But just because you went on a crash diet that someone sold you as "clean eating" does not mean that an entire philosophy, one that is not about weight loss or sports nutrition or strategic body manipulation, is flawed.
In the article he maintains that people who engage in clean eating are purists who would not, for example, eat pizza...but would eat the individual ingredients in pizza. Clean eaters, he says, would not eat fried rice, but would eat rice, egg whites, vegetables, and other components of the food they shun. He eschews the lack of socialization that clean eaters have in recreational eating events, such as traveling or going out to dinner with friends. His personal experience with clean eating was bad, that much is clear. But please remember these important lessons from his experience:

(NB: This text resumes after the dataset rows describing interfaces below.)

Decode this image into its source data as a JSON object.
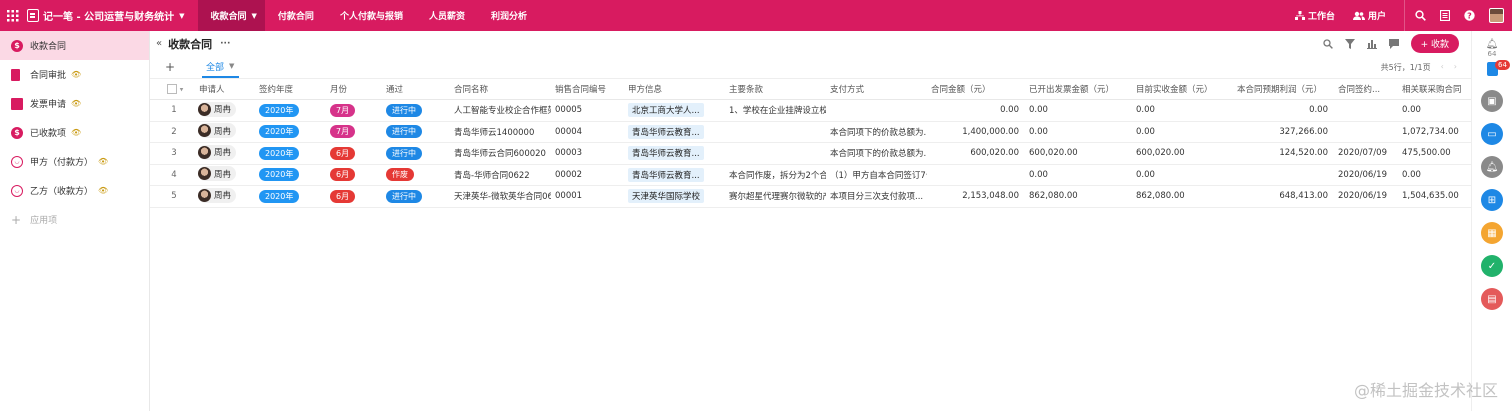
{
  "topbar": {
    "app_title": "记一笔 - 公司运营与财务统计",
    "nav": [
      "收款合同",
      "付款合同",
      "个人付款与报销",
      "人员薪资",
      "利润分析"
    ],
    "workbench": "工作台",
    "users": "用户"
  },
  "sidebar": {
    "items": [
      {
        "label": "收款合同",
        "icon": "dollar-icon"
      },
      {
        "label": "合同审批",
        "icon": "document-icon"
      },
      {
        "label": "发票申请",
        "icon": "invoice-icon"
      },
      {
        "label": "已收款项",
        "icon": "dollar-icon"
      },
      {
        "label": "甲方（付款方）",
        "icon": "smile-icon"
      },
      {
        "label": "乙方（收款方）",
        "icon": "smile-icon"
      }
    ],
    "add_label": "应用项"
  },
  "page": {
    "title": "收款合同",
    "add_button": "+ 收款",
    "tab_all": "全部",
    "pager_text": "共5行，1/1页"
  },
  "table": {
    "columns": [
      "申请人",
      "签约年度",
      "月份",
      "通过",
      "合同名称",
      "销售合同编号",
      "甲方信息",
      "主要条款",
      "支付方式",
      "合同金额（元）",
      "已开出发票金额（元）",
      "目前实收金额（元）",
      "本合同预期利润（元）",
      "合同签约...",
      "相关联采购合同"
    ],
    "rows": [
      {
        "idx": "1",
        "user": "周冉",
        "year": "2020年",
        "month": "7月",
        "month_color": "#d6338a",
        "status": "进行中",
        "status_color": "#1e88e5",
        "name": "人工智能专业校企合作框架",
        "code": "00005",
        "party": "北京工商大学人...",
        "terms": "1、学校在企业挂牌设立校",
        "pay": "",
        "amount": "0.00",
        "invoiced": "0.00",
        "received": "0.00",
        "profit": "0.00",
        "date": "",
        "purchase": "0.00"
      },
      {
        "idx": "2",
        "user": "周冉",
        "year": "2020年",
        "month": "7月",
        "month_color": "#d6338a",
        "status": "进行中",
        "status_color": "#1e88e5",
        "name": "青岛华师云1400000",
        "code": "00004",
        "party": "青岛华师云教育...",
        "terms": "",
        "pay": "本合同项下的价款总额为...",
        "amount": "1,400,000.00",
        "invoiced": "0.00",
        "received": "0.00",
        "profit": "327,266.00",
        "date": "",
        "purchase": "1,072,734.00"
      },
      {
        "idx": "3",
        "user": "周冉",
        "year": "2020年",
        "month": "6月",
        "month_color": "#e53935",
        "status": "进行中",
        "status_color": "#1e88e5",
        "name": "青岛华师云合同600020",
        "code": "00003",
        "party": "青岛华师云教育...",
        "terms": "",
        "pay": "本合同项下的价款总额为...",
        "amount": "600,020.00",
        "invoiced": "600,020.00",
        "received": "600,020.00",
        "profit": "124,520.00",
        "date": "2020/07/09",
        "purchase": "475,500.00"
      },
      {
        "idx": "4",
        "user": "周冉",
        "year": "2020年",
        "month": "6月",
        "month_color": "#e53935",
        "status": "作废",
        "status_color": "#e53935",
        "name": "青岛-华师合同0622",
        "code": "00002",
        "party": "青岛华师云教育...",
        "terms": "本合同作废，拆分为2个合",
        "pay": "（1）甲方自本合同签订7个",
        "amount": "",
        "invoiced": "0.00",
        "received": "0.00",
        "profit": "",
        "date": "2020/06/19",
        "purchase": "0.00"
      },
      {
        "idx": "5",
        "user": "周冉",
        "year": "2020年",
        "month": "6月",
        "month_color": "#e53935",
        "status": "进行中",
        "status_color": "#1e88e5",
        "name": "天津英华-微软英华合同06",
        "code": "00001",
        "party": "天津英华国际学校",
        "terms": "赛尔超星代理赛尔微软的产",
        "pay": "本项目分三次支付款项...",
        "amount": "2,153,048.00",
        "invoiced": "862,080.00",
        "received": "862,080.00",
        "profit": "648,413.00",
        "date": "2020/06/19",
        "purchase": "1,504,635.00"
      }
    ]
  },
  "rail": {
    "notification_count": "64",
    "badge": "64"
  },
  "watermark": "@稀土掘金技术社区"
}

1. Clean eating is a personal journey. I know clean eaters who eat things I don't, and I eat some things that other clean eaters won't eat. I see recipes in Clean Eating that I would never make because they include artificial sweeteners, which I do not consider to be "clean." It's about setting personal boundaries for what you want to use as fuel for your body. The only real qualifier in my mind is that the food be un-fooled-around with, simple in its ingredients, and actually healthy. A quick look at the list of ingredients on a food should clear that up right away (hint: it should be short and composed of actual foods).
2. Clean does not automatically equal healthy, and clean does not mean you can eat unlimited quantities of food. Even healthy food has calories, and they add up. Even clean food can have unhealthy attiributes (beef, for example, can be perfectly "clean" but still has a lot of saturated fat). Just because something is natural does not mean it is good for you. Use your noggin, people!
3. Anything taken to an extreme is going to bite back. He complains that he was eating clean and working out...and that when his "best body competition" was over and he went to Denny's and binged on an enormous meal of processed meats, pastries, and other food he was dismayed that he had seemingly undone his hard work. Clean eating did not do that to him. His binge did that to him, and people can binge after any extreme behavior, not just clean eating.
In short, I can tell that this guy feels cheated and angry because the diet he went on betrayed him in the end. I have to believe, however, that clean eating is about more than dieting yourself down to win a bodybuilding contest (which he does admit, he placed second in thanks to his clean eating). As you've heard time and time again, being healthy is a lifestyle, not just something you do on the weekends. Eating clean is a mindset, a commitment to yourself, and a plain and simple way to fuel yourself every day, not just when you're wanting to shed a few pounds.
If you want to eat clean to lose weight, go ahead, but if you treat clean eating like a diet, it will act like one. Instead, eat clean because it is a smart way to eat.
And by the way, this clean eater eats pizza
at least twice a week. So there! :)
If you have clean eating questions, let me know and I would be glad to discuss with you. And if you want to see how some real clean eaters cook and eat real food, visit the Gracious Pantry for oodles of recipes!